### What is being asked
Omit images. Retype all entries verbatim.

--- Material to process Enclosed Below ---

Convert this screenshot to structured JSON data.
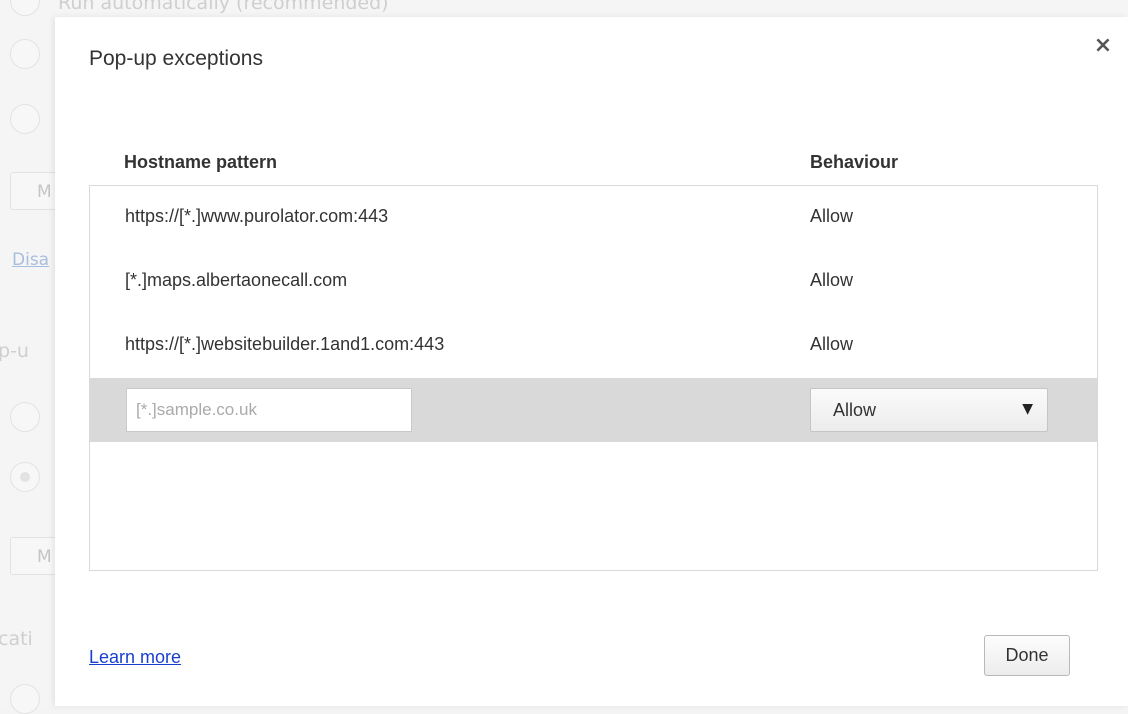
{
  "background": {
    "top_text": "Run automatically (recommended)",
    "button_fragment_1": "M",
    "link_fragment": "Disa",
    "section_fragment_1": "p-u",
    "button_fragment_2": "M",
    "section_fragment_2": "cati"
  },
  "dialog": {
    "title": "Pop-up exceptions",
    "close_glyph": "×",
    "columns": {
      "hostname": "Hostname pattern",
      "behaviour": "Behaviour"
    },
    "rows": [
      {
        "host": "https://[*.]www.purolator.com:443",
        "behaviour": "Allow"
      },
      {
        "host": "[*.]maps.albertaonecall.com",
        "behaviour": "Allow"
      },
      {
        "host": "https://[*.]websitebuilder.1and1.com:443",
        "behaviour": "Allow"
      }
    ],
    "new_entry": {
      "placeholder": "[*.]sample.co.uk",
      "value": "",
      "behaviour_selected": "Allow"
    },
    "learn_more": "Learn more",
    "done_label": "Done"
  },
  "icons": {
    "close": "close-icon",
    "dropdown": "chevron-down-icon"
  }
}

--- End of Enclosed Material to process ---

### Worked solution
Convert this screenshot to structured JSON data.
{
  "background": {
    "top_text": "Run automatically (recommended)",
    "button_fragment_1": "M",
    "link_fragment": "Disa",
    "section_fragment_1": "p-u",
    "button_fragment_2": "M",
    "section_fragment_2": "cati"
  },
  "dialog": {
    "title": "Pop-up exceptions",
    "close_glyph": "×",
    "columns": {
      "hostname": "Hostname pattern",
      "behaviour": "Behaviour"
    },
    "rows": [
      {
        "host": "https://[*.]www.purolator.com:443",
        "behaviour": "Allow"
      },
      {
        "host": "[*.]maps.albertaonecall.com",
        "behaviour": "Allow"
      },
      {
        "host": "https://[*.]websitebuilder.1and1.com:443",
        "behaviour": "Allow"
      }
    ],
    "new_entry": {
      "placeholder": "[*.]sample.co.uk",
      "value": "",
      "behaviour_selected": "Allow"
    },
    "learn_more": "Learn more",
    "done_label": "Done"
  },
  "icons": {
    "close": "close-icon",
    "dropdown": "chevron-down-icon"
  }
}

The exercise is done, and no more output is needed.